Nelle drove a little looking for an area to turn the car around when suddenly she shouted, "A salmon!" She stopped and we ran out to look down at a stream that was running up aways from the river. There, we saw a huge salmon flopping and flailing among the river rocks. Nelle quickly explained to me that it was a female salmon heading upstream to spawn, who would probably die soon after that – her birth work done. "How amazing!" I cried. For at Rosh Hashanah the head of a fish brings us such good luck. Mesmerized I continued to look on at the enormous salmon struggling in the small body of trickling water. We drove on a little further, and finally as Nelle started to turn the car around I shouted out, "Stop! I've seen the perfect tashlich spot!"
Out we jumped a second time, and directly, not too far below us was the other side of the stream, which flowed towards the salmon, we had just seen moments before. We hastily gathered our pieces of bread, curled up small chunks, and began throwing them in the water each time one of us calling out a farewell to past behaviors and feelings we wished to discard in order to start the New Year clear and fresh. "Farewell to my longing-to-belong!" I called out as I threw in the first piece. Nelle called out one or two of her own, and we both wished for healing for those we love. My heart was full to overflowing, as we watched the small pieces of bread flow gently down the stream toward the dying, spawning salmon.
We drove the long journey home almost in silence. I felt quite full of peace and gratitude. When we arrived home, I lit a couple of candles that Nelle pulled out for me, and toasted to the New Year with a small glass of wine, as we sat down to a simple repast of grilled salmon, fresh cucumbers and tomatoes from her garden, and a small remaining piece of the cappuccino-coffee cake we were unable to complete at Milano's earlier that afternoon.

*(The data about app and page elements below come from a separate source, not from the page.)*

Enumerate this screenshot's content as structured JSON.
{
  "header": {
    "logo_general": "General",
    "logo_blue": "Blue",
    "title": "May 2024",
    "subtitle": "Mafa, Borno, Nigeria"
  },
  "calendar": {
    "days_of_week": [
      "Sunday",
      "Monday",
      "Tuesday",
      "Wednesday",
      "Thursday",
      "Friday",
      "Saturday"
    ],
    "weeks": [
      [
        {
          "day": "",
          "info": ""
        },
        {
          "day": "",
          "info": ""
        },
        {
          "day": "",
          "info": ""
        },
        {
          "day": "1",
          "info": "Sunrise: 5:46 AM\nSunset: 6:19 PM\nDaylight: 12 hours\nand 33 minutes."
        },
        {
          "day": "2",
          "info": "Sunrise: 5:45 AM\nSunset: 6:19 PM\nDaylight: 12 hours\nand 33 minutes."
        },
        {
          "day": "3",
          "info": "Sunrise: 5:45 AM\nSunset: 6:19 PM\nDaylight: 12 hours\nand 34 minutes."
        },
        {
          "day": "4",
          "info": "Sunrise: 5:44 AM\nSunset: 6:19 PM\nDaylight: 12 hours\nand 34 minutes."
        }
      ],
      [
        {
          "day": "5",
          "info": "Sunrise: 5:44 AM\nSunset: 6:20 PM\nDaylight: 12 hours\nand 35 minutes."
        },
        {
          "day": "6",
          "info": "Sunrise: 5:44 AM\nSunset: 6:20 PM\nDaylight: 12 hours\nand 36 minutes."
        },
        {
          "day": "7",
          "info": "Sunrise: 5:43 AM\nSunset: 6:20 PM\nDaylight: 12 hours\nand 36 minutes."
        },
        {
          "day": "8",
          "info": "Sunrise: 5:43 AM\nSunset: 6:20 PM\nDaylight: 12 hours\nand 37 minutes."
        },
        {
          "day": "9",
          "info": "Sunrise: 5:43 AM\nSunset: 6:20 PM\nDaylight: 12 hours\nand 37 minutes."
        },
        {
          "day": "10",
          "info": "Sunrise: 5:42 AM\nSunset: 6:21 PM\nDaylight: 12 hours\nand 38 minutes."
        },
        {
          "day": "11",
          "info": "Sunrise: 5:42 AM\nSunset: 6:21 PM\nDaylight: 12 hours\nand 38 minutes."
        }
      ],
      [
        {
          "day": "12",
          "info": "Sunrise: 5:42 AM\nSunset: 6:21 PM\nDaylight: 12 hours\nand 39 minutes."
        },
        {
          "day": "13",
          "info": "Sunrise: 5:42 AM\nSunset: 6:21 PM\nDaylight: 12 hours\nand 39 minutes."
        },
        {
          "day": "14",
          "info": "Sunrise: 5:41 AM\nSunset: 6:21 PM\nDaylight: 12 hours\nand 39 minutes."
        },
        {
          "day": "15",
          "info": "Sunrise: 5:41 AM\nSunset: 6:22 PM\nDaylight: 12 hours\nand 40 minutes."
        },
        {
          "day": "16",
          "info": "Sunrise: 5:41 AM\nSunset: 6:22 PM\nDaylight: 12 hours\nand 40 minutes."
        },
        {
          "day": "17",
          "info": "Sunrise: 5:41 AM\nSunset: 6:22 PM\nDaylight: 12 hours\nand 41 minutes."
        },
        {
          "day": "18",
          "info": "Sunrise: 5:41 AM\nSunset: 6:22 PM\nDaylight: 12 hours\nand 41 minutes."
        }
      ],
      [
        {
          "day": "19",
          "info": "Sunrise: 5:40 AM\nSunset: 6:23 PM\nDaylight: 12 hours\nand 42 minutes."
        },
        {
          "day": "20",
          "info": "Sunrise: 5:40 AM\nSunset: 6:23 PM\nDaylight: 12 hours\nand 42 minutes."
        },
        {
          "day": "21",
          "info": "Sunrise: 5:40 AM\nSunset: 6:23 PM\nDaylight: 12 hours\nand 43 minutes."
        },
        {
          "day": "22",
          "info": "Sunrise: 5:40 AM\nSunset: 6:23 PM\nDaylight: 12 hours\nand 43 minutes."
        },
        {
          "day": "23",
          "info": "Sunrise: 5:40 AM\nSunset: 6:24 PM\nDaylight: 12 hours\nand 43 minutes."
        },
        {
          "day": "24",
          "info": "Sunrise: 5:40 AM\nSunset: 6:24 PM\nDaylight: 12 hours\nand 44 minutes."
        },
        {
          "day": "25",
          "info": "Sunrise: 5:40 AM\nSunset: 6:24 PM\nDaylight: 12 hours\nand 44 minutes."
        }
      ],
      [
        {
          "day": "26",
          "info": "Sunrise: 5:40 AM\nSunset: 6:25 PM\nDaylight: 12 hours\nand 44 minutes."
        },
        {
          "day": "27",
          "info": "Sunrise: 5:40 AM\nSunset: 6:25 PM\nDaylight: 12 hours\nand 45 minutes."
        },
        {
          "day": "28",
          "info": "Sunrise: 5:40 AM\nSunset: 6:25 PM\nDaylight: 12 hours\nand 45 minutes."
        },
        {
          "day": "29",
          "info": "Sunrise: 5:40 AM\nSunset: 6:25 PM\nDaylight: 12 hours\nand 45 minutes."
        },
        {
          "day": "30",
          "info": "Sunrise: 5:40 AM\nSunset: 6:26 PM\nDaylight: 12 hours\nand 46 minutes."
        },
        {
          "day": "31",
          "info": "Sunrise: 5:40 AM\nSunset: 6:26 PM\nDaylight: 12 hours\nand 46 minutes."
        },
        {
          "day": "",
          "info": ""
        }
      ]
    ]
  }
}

I think that I will never forget the Nooksack Tashlich – not only cherished memories, and awesome vistas, flailing, spawning salmon, and wild mountain heather – but mainly because Nelle had made an effort to find out just a bit more about where I came from, and helped me connect my past worlds to the me of now.